**Description of the task:** Give a faithful, exact copy of all entries, minus the images.

^^^^^^^^^^^^^^^^

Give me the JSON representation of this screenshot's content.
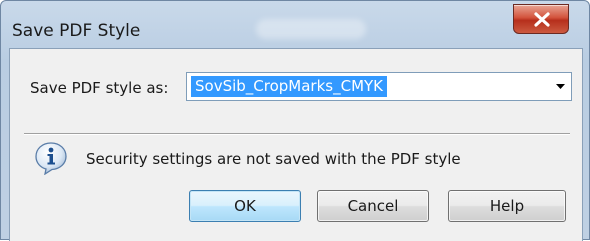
{
  "window": {
    "title": "Save PDF Style",
    "close_icon": "close-x-icon"
  },
  "form": {
    "label": "Save PDF style as:",
    "value": "SovSib_CropMarks_CMYK",
    "dropdown_icon": "chevron-down-icon"
  },
  "info": {
    "icon": "info-icon",
    "message": "Security settings are not saved with the PDF style"
  },
  "buttons": {
    "ok": "OK",
    "cancel": "Cancel",
    "help": "Help"
  },
  "colors": {
    "selection": "#3399ff",
    "close_button": "#c9432d",
    "default_button_border": "#3c7fb1",
    "titlebar": "#c2d5e8"
  }
}
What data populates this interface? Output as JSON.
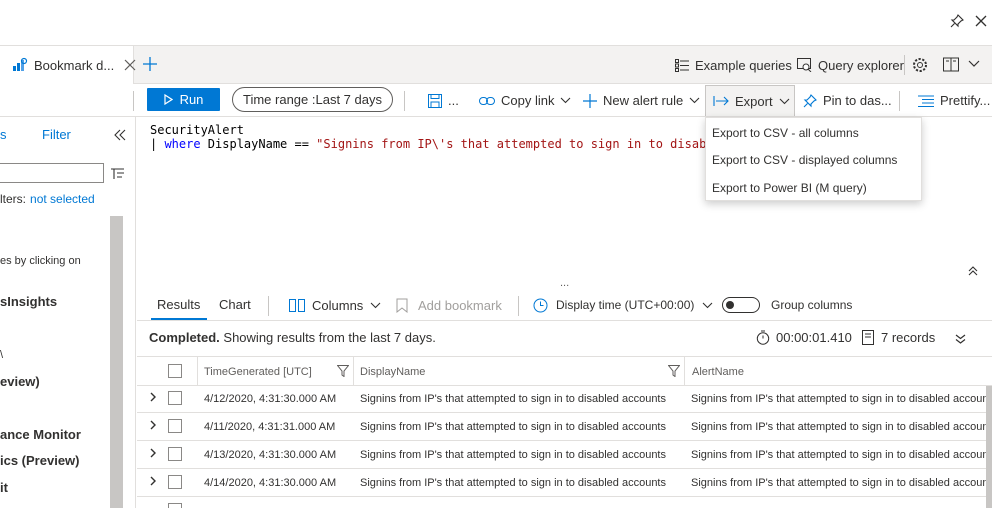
{
  "tab": {
    "label": "Bookmark d..."
  },
  "tabbar_tools": {
    "example_queries": "Example queries",
    "query_explorer": "Query explorer"
  },
  "toolbar": {
    "run": "Run",
    "time_range_prefix": "Time range : ",
    "time_range_value": "Last 7 days",
    "save_ellipsis": "...",
    "copy_link": "Copy link",
    "new_alert_rule": "New alert rule",
    "export": "Export",
    "pin_to": "Pin to das...",
    "prettify": "Prettify..."
  },
  "export_menu": {
    "items": [
      "Export to CSV - all columns",
      "Export to CSV - displayed columns",
      "Export to Power BI (M query)"
    ]
  },
  "left_panel": {
    "tab_fragment": "s",
    "filter": "Filter",
    "filters_label": "lters:",
    "filters_value": "not selected",
    "hint": "es by clicking on",
    "items": [
      "sInsights",
      "\\",
      "eview)",
      "ance Monitor",
      "ics (Preview)",
      "it"
    ]
  },
  "editor": {
    "line1": "SecurityAlert",
    "line2_pipe": "| ",
    "line2_kw": "where",
    "line2_field": " DisplayName == ",
    "line2_str": "\"Signins from IP\\'s that attempted to sign in to disable"
  },
  "results_bar": {
    "results": "Results",
    "chart": "Chart",
    "columns": "Columns",
    "add_bookmark": "Add bookmark",
    "display_time": "Display time (UTC+00:00)",
    "group_columns": "Group columns"
  },
  "status": {
    "completed": "Completed.",
    "message": " Showing results from the last 7 days.",
    "duration": "00:00:01.410",
    "records": "7 records"
  },
  "grid": {
    "headers": [
      "TimeGenerated [UTC]",
      "DisplayName",
      "AlertName"
    ],
    "rows": [
      [
        "4/12/2020, 4:31:30.000 AM",
        "Signins from IP's that attempted to sign in to disabled accounts",
        "Signins from IP's that attempted to sign in to disabled accounts"
      ],
      [
        "4/11/2020, 4:31:31.000 AM",
        "Signins from IP's that attempted to sign in to disabled accounts",
        "Signins from IP's that attempted to sign in to disabled accounts"
      ],
      [
        "4/13/2020, 4:31:30.000 AM",
        "Signins from IP's that attempted to sign in to disabled accounts",
        "Signins from IP's that attempted to sign in to disabled accounts"
      ],
      [
        "4/14/2020, 4:31:30.000 AM",
        "Signins from IP's that attempted to sign in to disabled accounts",
        "Signins from IP's that attempted to sign in to disabled accounts"
      ]
    ]
  },
  "colors": {
    "accent": "#0078d4",
    "string": "#a31515",
    "keyword": "#0000ff"
  }
}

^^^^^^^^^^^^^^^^

**Solved problem:**
Give me the JSON representation of this screenshot's content.
{
  "window": {
    "title": "Save PDF Style",
    "close_icon": "close-x-icon"
  },
  "form": {
    "label": "Save PDF style as:",
    "value": "SovSib_CropMarks_CMYK",
    "dropdown_icon": "chevron-down-icon"
  },
  "info": {
    "icon": "info-icon",
    "message": "Security settings are not saved with the PDF style"
  },
  "buttons": {
    "ok": "OK",
    "cancel": "Cancel",
    "help": "Help"
  },
  "colors": {
    "selection": "#3399ff",
    "close_button": "#c9432d",
    "default_button_border": "#3c7fb1",
    "titlebar": "#c2d5e8"
  }
}
What data populates this interface? Output as JSON.
{
  "tab": {
    "label": "Bookmark d..."
  },
  "tabbar_tools": {
    "example_queries": "Example queries",
    "query_explorer": "Query explorer"
  },
  "toolbar": {
    "run": "Run",
    "time_range_prefix": "Time range : ",
    "time_range_value": "Last 7 days",
    "save_ellipsis": "...",
    "copy_link": "Copy link",
    "new_alert_rule": "New alert rule",
    "export": "Export",
    "pin_to": "Pin to das...",
    "prettify": "Prettify..."
  },
  "export_menu": {
    "items": [
      "Export to CSV - all columns",
      "Export to CSV - displayed columns",
      "Export to Power BI (M query)"
    ]
  },
  "left_panel": {
    "tab_fragment": "s",
    "filter": "Filter",
    "filters_label": "lters:",
    "filters_value": "not selected",
    "hint": "es by clicking on",
    "items": [
      "sInsights",
      "\\",
      "eview)",
      "ance Monitor",
      "ics (Preview)",
      "it"
    ]
  },
  "editor": {
    "line1": "SecurityAlert",
    "line2_pipe": "| ",
    "line2_kw": "where",
    "line2_field": " DisplayName == ",
    "line2_str": "\"Signins from IP\\'s that attempted to sign in to disable"
  },
  "results_bar": {
    "results": "Results",
    "chart": "Chart",
    "columns": "Columns",
    "add_bookmark": "Add bookmark",
    "display_time": "Display time (UTC+00:00)",
    "group_columns": "Group columns"
  },
  "status": {
    "completed": "Completed.",
    "message": " Showing results from the last 7 days.",
    "duration": "00:00:01.410",
    "records": "7 records"
  },
  "grid": {
    "headers": [
      "TimeGenerated [UTC]",
      "DisplayName",
      "AlertName"
    ],
    "rows": [
      [
        "4/12/2020, 4:31:30.000 AM",
        "Signins from IP's that attempted to sign in to disabled accounts",
        "Signins from IP's that attempted to sign in to disabled accounts"
      ],
      [
        "4/11/2020, 4:31:31.000 AM",
        "Signins from IP's that attempted to sign in to disabled accounts",
        "Signins from IP's that attempted to sign in to disabled accounts"
      ],
      [
        "4/13/2020, 4:31:30.000 AM",
        "Signins from IP's that attempted to sign in to disabled accounts",
        "Signins from IP's that attempted to sign in to disabled accounts"
      ],
      [
        "4/14/2020, 4:31:30.000 AM",
        "Signins from IP's that attempted to sign in to disabled accounts",
        "Signins from IP's that attempted to sign in to disabled accounts"
      ]
    ]
  },
  "colors": {
    "accent": "#0078d4",
    "string": "#a31515",
    "keyword": "#0000ff"
  }
}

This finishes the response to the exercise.